The wilderness and its creatures, great and small, have evoked a wide range of responses in naturalists, writers as well as those who have blurred the lines between these two species. The works of Jim Corbett, for instance, show him to be, more than anything else, a keen student of the wild. Kenneth Anderson, on the other hand, was more interested in adventurism and, dare one add, embellishment, traits that he shares with Ernest Hemingway, whose True at First Light, while being a self-absorbed account of a safari in Africa, was redeemed somewhat by its exploration of subterranean violence.

James Herriot and Vera Chaplina — the Soviet writer and naturalist was born on April 24, 1908 — occupy the other end of the spectrum in this genre. Their literary works seek to smoothen the coarse edges of a literary tradition — Anderson was an enthusiastic proponent — that sought to reiterate the message of man’s mastery over beast. There can be no better, or gentler, introduction to the world of animals, albeit domesticated ones, for young readers than Herriot and Chaplina.

Zoo Babies, written by Chaplina in 1956 — Vostok, the Soviet publisher, presented this jewel to Bengali children in an excellent translation by Rekha Chattopadhyay and Bijoy Pal — is a testimony to Chaplina’s skills of sensitizing young minds to animals without resorting to sentimental excesses. This is not to suggest that Chaplina’s tenderness for the orphaned animals was meant to be ornamental. After the Revolution in 1917, Chaplina had been abandoned in an orphanage in Tashkent. Tellingly, she names one of her loved ones, a lion cub, Kinuli. In Russian, Kinuli means the abandoned one.

What often goes unnoticed in these stories is Chaplina’s ability to delve into the complexities of the relationship between the zookeeper and the animals.

The fierce resistance put up by Raji, Moscow zoo’s first ever Royal Bengal Tiger, to Chaplina’s affections can be read as a heroic but ultimately futile attempt on the part of the majestic animal to retain a semblance of independence even within a cage.

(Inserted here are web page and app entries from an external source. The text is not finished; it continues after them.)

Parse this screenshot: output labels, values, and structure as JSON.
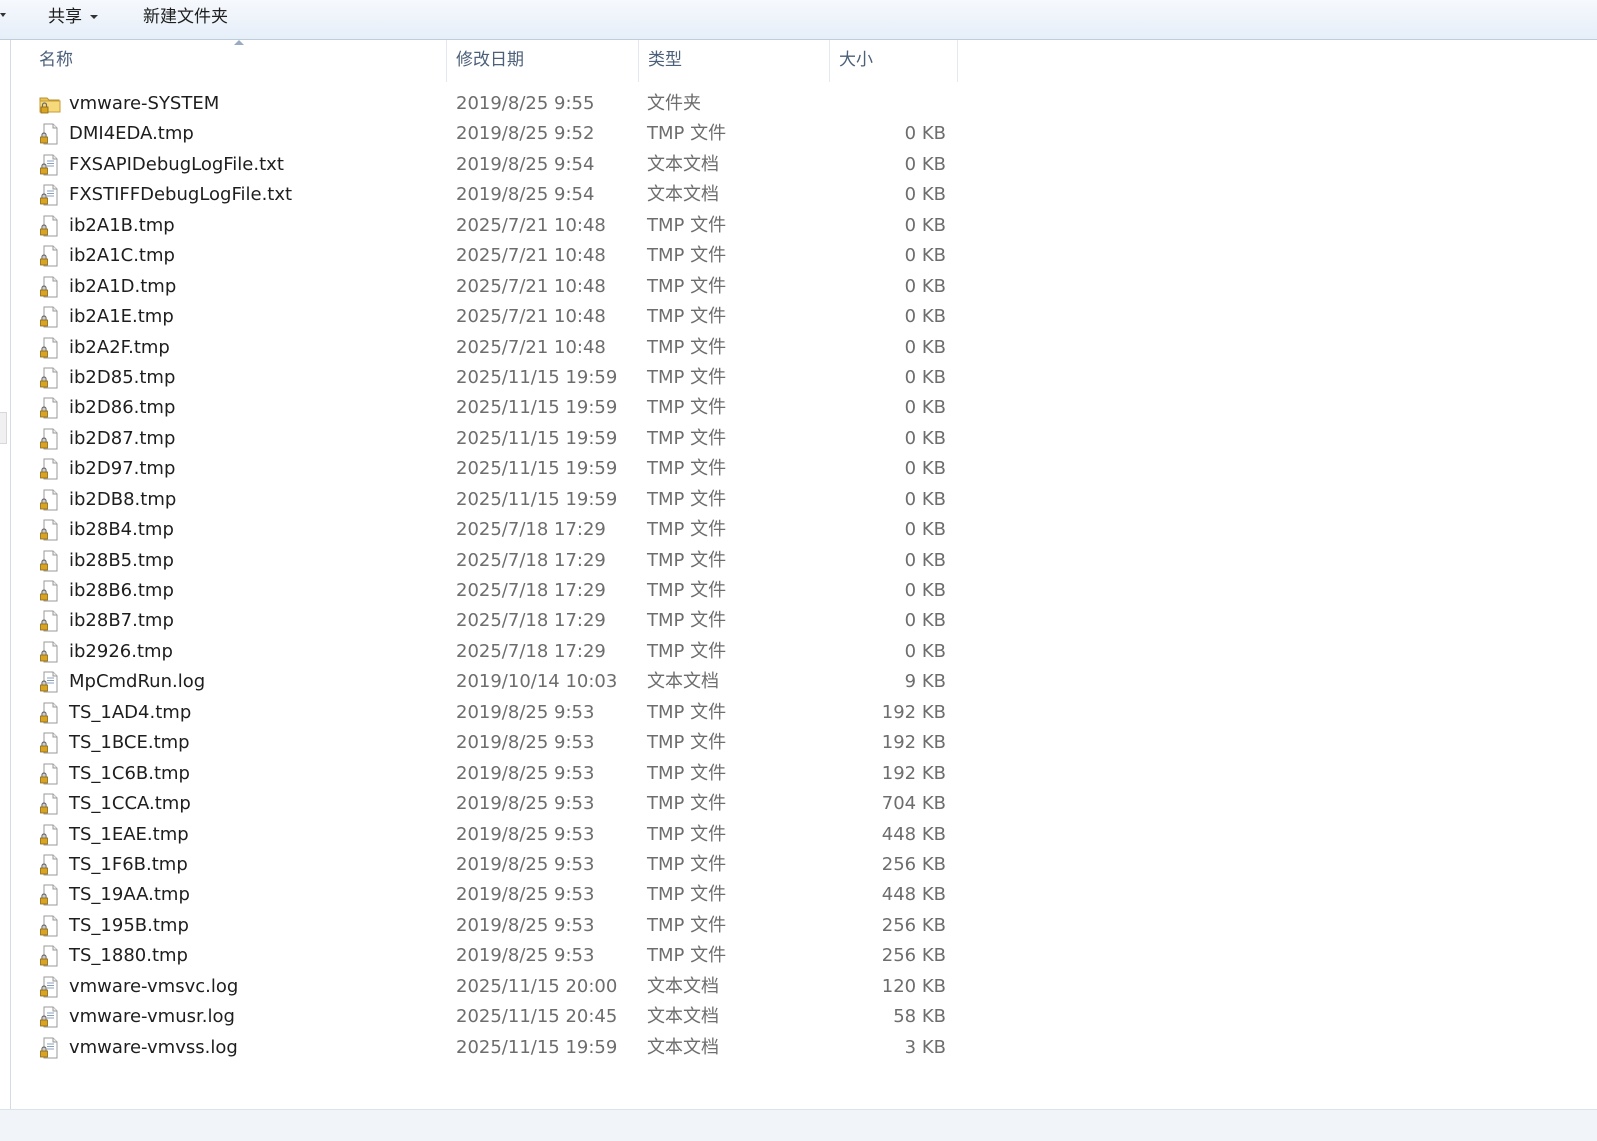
{
  "toolbar": {
    "share_label": "共享",
    "new_folder_label": "新建文件夹"
  },
  "columns": {
    "name": "名称",
    "date": "修改日期",
    "type": "类型",
    "size": "大小"
  },
  "files": [
    {
      "icon": "folder-locked-icon",
      "name": "vmware-SYSTEM",
      "date": "2019/8/25 9:55",
      "type": "文件夹",
      "size": ""
    },
    {
      "icon": "file-locked-icon",
      "name": "DMI4EDA.tmp",
      "date": "2019/8/25 9:52",
      "type": "TMP 文件",
      "size": "0 KB"
    },
    {
      "icon": "text-file-locked-icon",
      "name": "FXSAPIDebugLogFile.txt",
      "date": "2019/8/25 9:54",
      "type": "文本文档",
      "size": "0 KB"
    },
    {
      "icon": "text-file-locked-icon",
      "name": "FXSTIFFDebugLogFile.txt",
      "date": "2019/8/25 9:54",
      "type": "文本文档",
      "size": "0 KB"
    },
    {
      "icon": "file-locked-icon",
      "name": "ib2A1B.tmp",
      "date": "2025/7/21 10:48",
      "type": "TMP 文件",
      "size": "0 KB"
    },
    {
      "icon": "file-locked-icon",
      "name": "ib2A1C.tmp",
      "date": "2025/7/21 10:48",
      "type": "TMP 文件",
      "size": "0 KB"
    },
    {
      "icon": "file-locked-icon",
      "name": "ib2A1D.tmp",
      "date": "2025/7/21 10:48",
      "type": "TMP 文件",
      "size": "0 KB"
    },
    {
      "icon": "file-locked-icon",
      "name": "ib2A1E.tmp",
      "date": "2025/7/21 10:48",
      "type": "TMP 文件",
      "size": "0 KB"
    },
    {
      "icon": "file-locked-icon",
      "name": "ib2A2F.tmp",
      "date": "2025/7/21 10:48",
      "type": "TMP 文件",
      "size": "0 KB"
    },
    {
      "icon": "file-locked-icon",
      "name": "ib2D85.tmp",
      "date": "2025/11/15 19:59",
      "type": "TMP 文件",
      "size": "0 KB"
    },
    {
      "icon": "file-locked-icon",
      "name": "ib2D86.tmp",
      "date": "2025/11/15 19:59",
      "type": "TMP 文件",
      "size": "0 KB"
    },
    {
      "icon": "file-locked-icon",
      "name": "ib2D87.tmp",
      "date": "2025/11/15 19:59",
      "type": "TMP 文件",
      "size": "0 KB"
    },
    {
      "icon": "file-locked-icon",
      "name": "ib2D97.tmp",
      "date": "2025/11/15 19:59",
      "type": "TMP 文件",
      "size": "0 KB"
    },
    {
      "icon": "file-locked-icon",
      "name": "ib2DB8.tmp",
      "date": "2025/11/15 19:59",
      "type": "TMP 文件",
      "size": "0 KB"
    },
    {
      "icon": "file-locked-icon",
      "name": "ib28B4.tmp",
      "date": "2025/7/18 17:29",
      "type": "TMP 文件",
      "size": "0 KB"
    },
    {
      "icon": "file-locked-icon",
      "name": "ib28B5.tmp",
      "date": "2025/7/18 17:29",
      "type": "TMP 文件",
      "size": "0 KB"
    },
    {
      "icon": "file-locked-icon",
      "name": "ib28B6.tmp",
      "date": "2025/7/18 17:29",
      "type": "TMP 文件",
      "size": "0 KB"
    },
    {
      "icon": "file-locked-icon",
      "name": "ib28B7.tmp",
      "date": "2025/7/18 17:29",
      "type": "TMP 文件",
      "size": "0 KB"
    },
    {
      "icon": "file-locked-icon",
      "name": "ib2926.tmp",
      "date": "2025/7/18 17:29",
      "type": "TMP 文件",
      "size": "0 KB"
    },
    {
      "icon": "text-file-locked-icon",
      "name": "MpCmdRun.log",
      "date": "2019/10/14 10:03",
      "type": "文本文档",
      "size": "9 KB"
    },
    {
      "icon": "file-locked-icon",
      "name": "TS_1AD4.tmp",
      "date": "2019/8/25 9:53",
      "type": "TMP 文件",
      "size": "192 KB"
    },
    {
      "icon": "file-locked-icon",
      "name": "TS_1BCE.tmp",
      "date": "2019/8/25 9:53",
      "type": "TMP 文件",
      "size": "192 KB"
    },
    {
      "icon": "file-locked-icon",
      "name": "TS_1C6B.tmp",
      "date": "2019/8/25 9:53",
      "type": "TMP 文件",
      "size": "192 KB"
    },
    {
      "icon": "file-locked-icon",
      "name": "TS_1CCA.tmp",
      "date": "2019/8/25 9:53",
      "type": "TMP 文件",
      "size": "704 KB"
    },
    {
      "icon": "file-locked-icon",
      "name": "TS_1EAE.tmp",
      "date": "2019/8/25 9:53",
      "type": "TMP 文件",
      "size": "448 KB"
    },
    {
      "icon": "file-locked-icon",
      "name": "TS_1F6B.tmp",
      "date": "2019/8/25 9:53",
      "type": "TMP 文件",
      "size": "256 KB"
    },
    {
      "icon": "file-locked-icon",
      "name": "TS_19AA.tmp",
      "date": "2019/8/25 9:53",
      "type": "TMP 文件",
      "size": "448 KB"
    },
    {
      "icon": "file-locked-icon",
      "name": "TS_195B.tmp",
      "date": "2019/8/25 9:53",
      "type": "TMP 文件",
      "size": "256 KB"
    },
    {
      "icon": "file-locked-icon",
      "name": "TS_1880.tmp",
      "date": "2019/8/25 9:53",
      "type": "TMP 文件",
      "size": "256 KB"
    },
    {
      "icon": "text-file-locked-icon",
      "name": "vmware-vmsvc.log",
      "date": "2025/11/15 20:00",
      "type": "文本文档",
      "size": "120 KB"
    },
    {
      "icon": "text-file-locked-icon",
      "name": "vmware-vmusr.log",
      "date": "2025/11/15 20:45",
      "type": "文本文档",
      "size": "58 KB"
    },
    {
      "icon": "text-file-locked-icon",
      "name": "vmware-vmvss.log",
      "date": "2025/11/15 19:59",
      "type": "文本文档",
      "size": "3 KB"
    }
  ]
}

Interestingly, Zoo Babies and True Stories from the Moscow Zoo offer glimpses of a communist State’s scientific yet humane management of zoos, turning the enclosures into sites of meaningful engagement between visitors and the visited. It is a pity that in spite of possessing relatively better resources, Indian zoos and their keepers remain ignorant of the shining example set by Chaplina and her employers all those years ago.